A woman who came to Britain as a refugee child from war torn Africa is the latest to bid to finance a legal qualification through online crowdfunding.
Pamela Okende, a 27-year-old payment protection insurance caseworker at the Financial Services Ombudsman’s office, is aiming to raise more than £12,000 from strangers so she can take a place on the Bar Professional Training Course (BPTC).
The mother of three launched a crowdfunding site about 10 days ago. She has raised more than £400 so far, but remains a long way shy of the required total.
Okende has a place at City University Law School in London — along with a £5,000 scholarship from the institution — to do the BPTC. She graduated with a first-class honours degree in law from London Metropolitan University three years ago and has been working for the ombudsman since 2013.
Even to have reached this far down the road to a legal qualification is an impressive feat for Okende. Her family left the central African country of the Democratic Republic of Congo in the early-1990s and sought asylum in the UK.
Raised in east London, Okende attended a local state secondary school, where her interest in law was first piqued during GCSE studies.
Despite being a stellar law student at university, her lecturers initially advised against pursuing a career as a barrister.
Initially I thought about qualifying as a solicitor,” Okende told Legal Cheek yesterday, “because at university the clear message was that the bar was not for women from my type of background. One lecturer specifically discouraged me from thinking about a career as a barrister, saying: ‘You will not see many people that look like you at the bar.’
But a stint with the charity the Free Representation Unit rekindled Okende’s interest in the bar. And last June she did a mini-pupillage at Lamb Chambers in the Temple; she has also done some marshalling at Blackfriars Crown Court.
Okende now has about a month to raise the best part of £12,000. If she does so, Okende says that her heart lies with social welfare practice areas such as housing and immigration.
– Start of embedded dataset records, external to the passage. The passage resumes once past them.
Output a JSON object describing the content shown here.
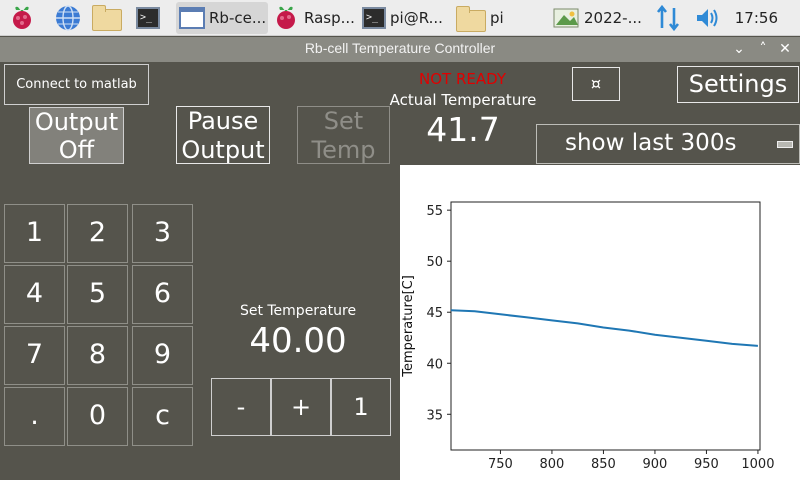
{
  "taskbar": {
    "tasks": [
      {
        "label": "Rb-ce..."
      },
      {
        "label": "Rasp..."
      },
      {
        "label": "pi@R..."
      },
      {
        "label": "pi"
      },
      {
        "label": "2022-..."
      }
    ],
    "terminal_glyph": ">_",
    "clock": "17:56"
  },
  "window": {
    "title": "Rb-cell Temperature Controller",
    "min_glyph": "⌄",
    "max_glyph": "˄",
    "close_glyph": "✕"
  },
  "controls": {
    "connect_label": "Connect to matlab",
    "status_text": "NOT READY",
    "status_color": "#e00000",
    "special_button_glyph": "¤",
    "settings_label": "Settings",
    "output_button": {
      "line1": "Output",
      "line2": "Off"
    },
    "pause_button": {
      "line1": "Pause",
      "line2": "Output"
    },
    "set_temp_button": {
      "line1": "Set",
      "line2": "Temp"
    },
    "actual_temp_label": "Actual Temperature",
    "actual_temp_value": "41.7",
    "window_select": "show last 300s",
    "keypad": [
      "1",
      "2",
      "3",
      "4",
      "5",
      "6",
      "7",
      "8",
      "9",
      ".",
      "0",
      "c"
    ],
    "set_temp_label": "Set Temperature",
    "set_temp_value": "40.00",
    "step_buttons": [
      "-",
      "+",
      "1"
    ]
  },
  "chart_data": {
    "type": "line",
    "title": "",
    "xlabel": "",
    "ylabel": "Temperature[C]",
    "xlim": [
      702,
      1002
    ],
    "ylim": [
      31.5,
      55.8
    ],
    "xticks": [
      "750",
      "800",
      "850",
      "900",
      "950",
      "1000"
    ],
    "yticks": [
      "35",
      "40",
      "45",
      "50",
      "55"
    ],
    "grid": false,
    "color": "#1f77b4",
    "series": [
      {
        "x": [
          702,
          725,
          750,
          775,
          800,
          825,
          850,
          875,
          900,
          925,
          950,
          975,
          1000
        ],
        "values": [
          45.2,
          45.1,
          44.8,
          44.5,
          44.2,
          43.9,
          43.5,
          43.2,
          42.8,
          42.5,
          42.2,
          41.9,
          41.7
        ]
      }
    ]
  }
}
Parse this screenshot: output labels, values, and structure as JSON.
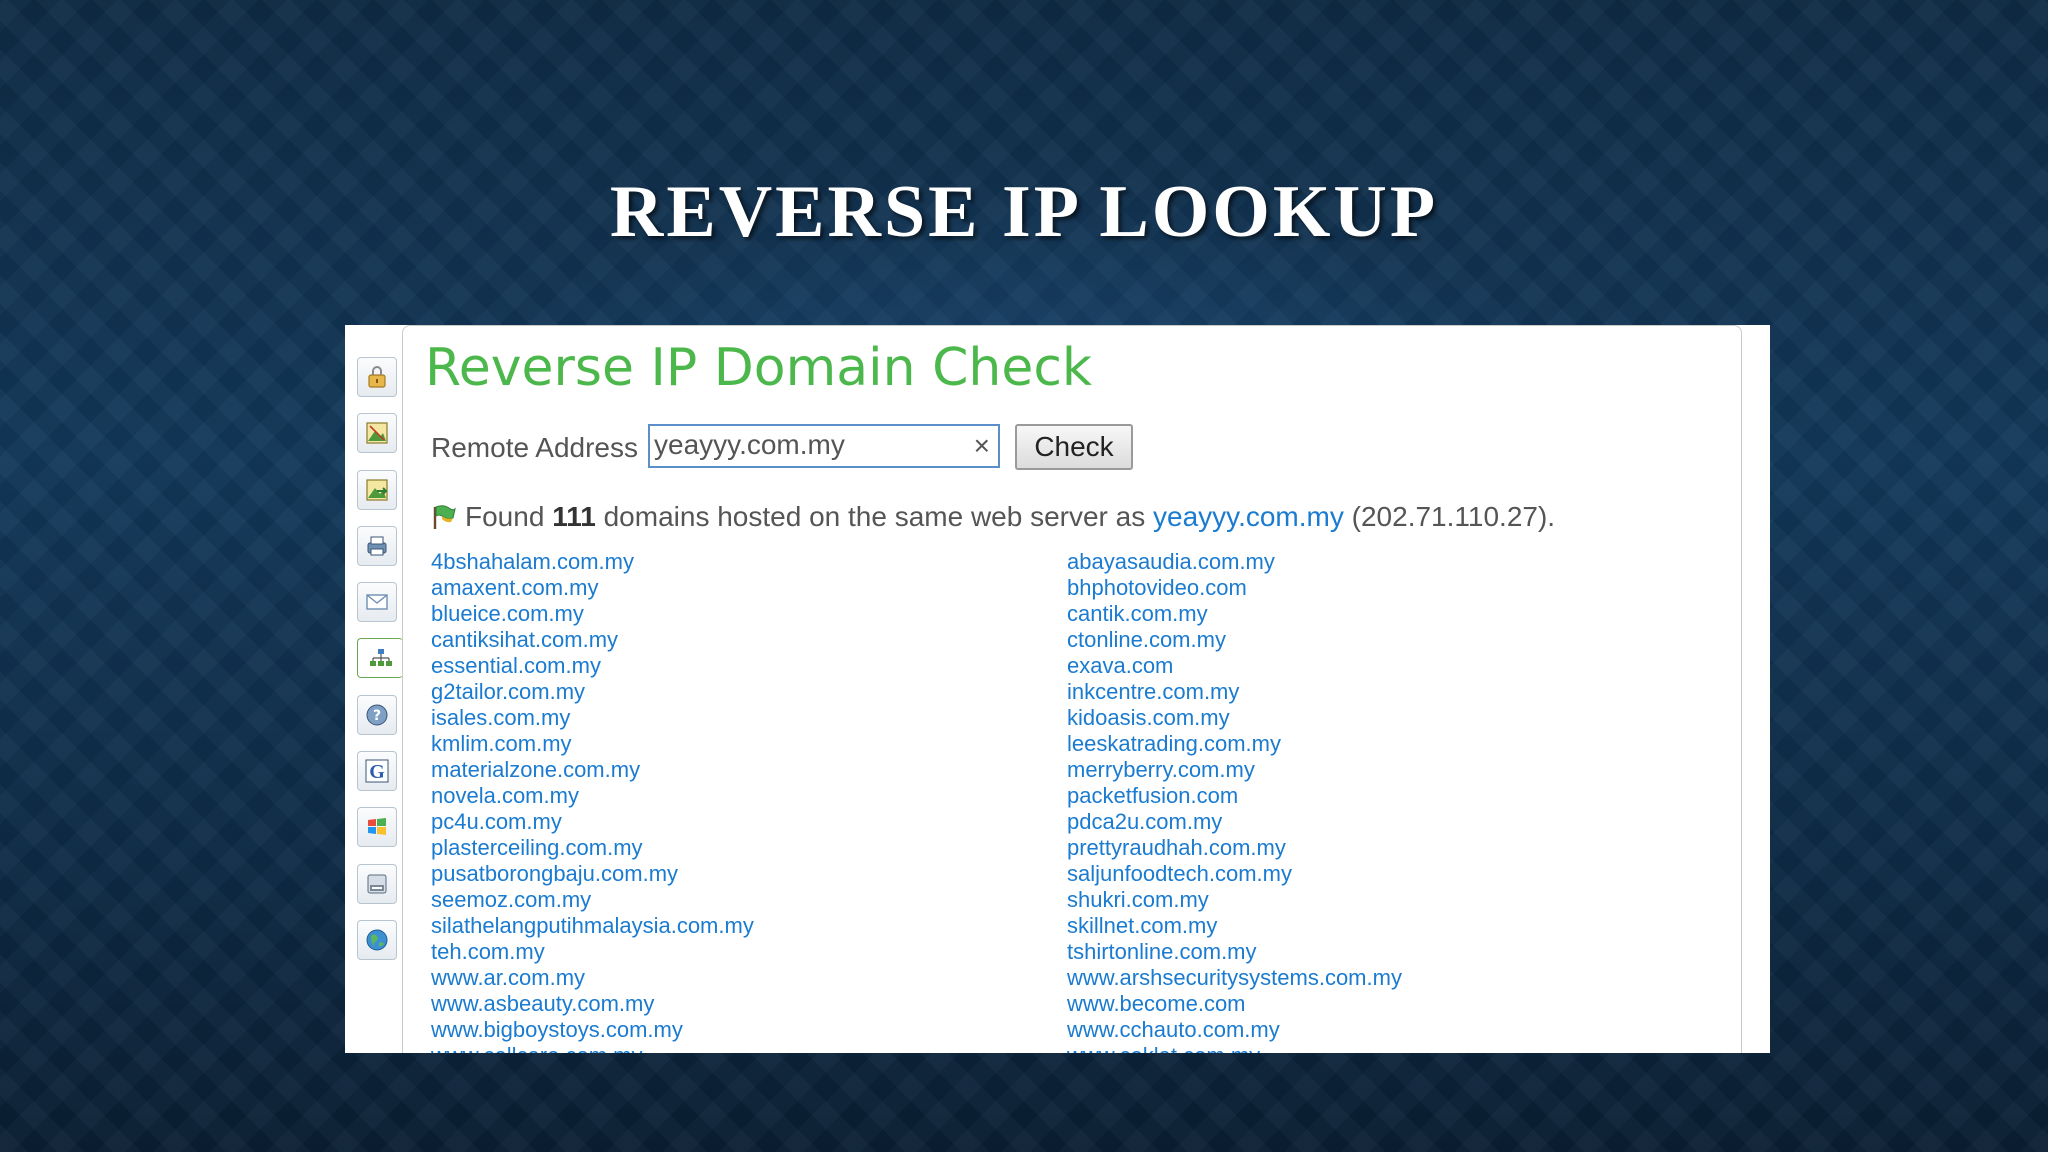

However, she points out that during her law degree she was very strong in contract and general commercial subjects as well.
On the crowdfunding site, Okende says:
As a woman of refugee background and a mother of three children — I am passionate to ensure that the fundamental principles of law are upheld. In whichever legal area I practice, I am determined that its principles — that none is above it, and the well-being of citizens are paramount — will be maintained.
Punters pledging £500 to her cause will be invited to Okende’s graduation party. While those contributing £1,000 or more will also get a front-row seat at her call ceremony.
Okende will be hoping her funding effort is as successful as that of Rachael Owhin. Last September, the Sussex University law graduate raised £10,000 online to partially fund a place at Oxford University to do a masters in migration studies.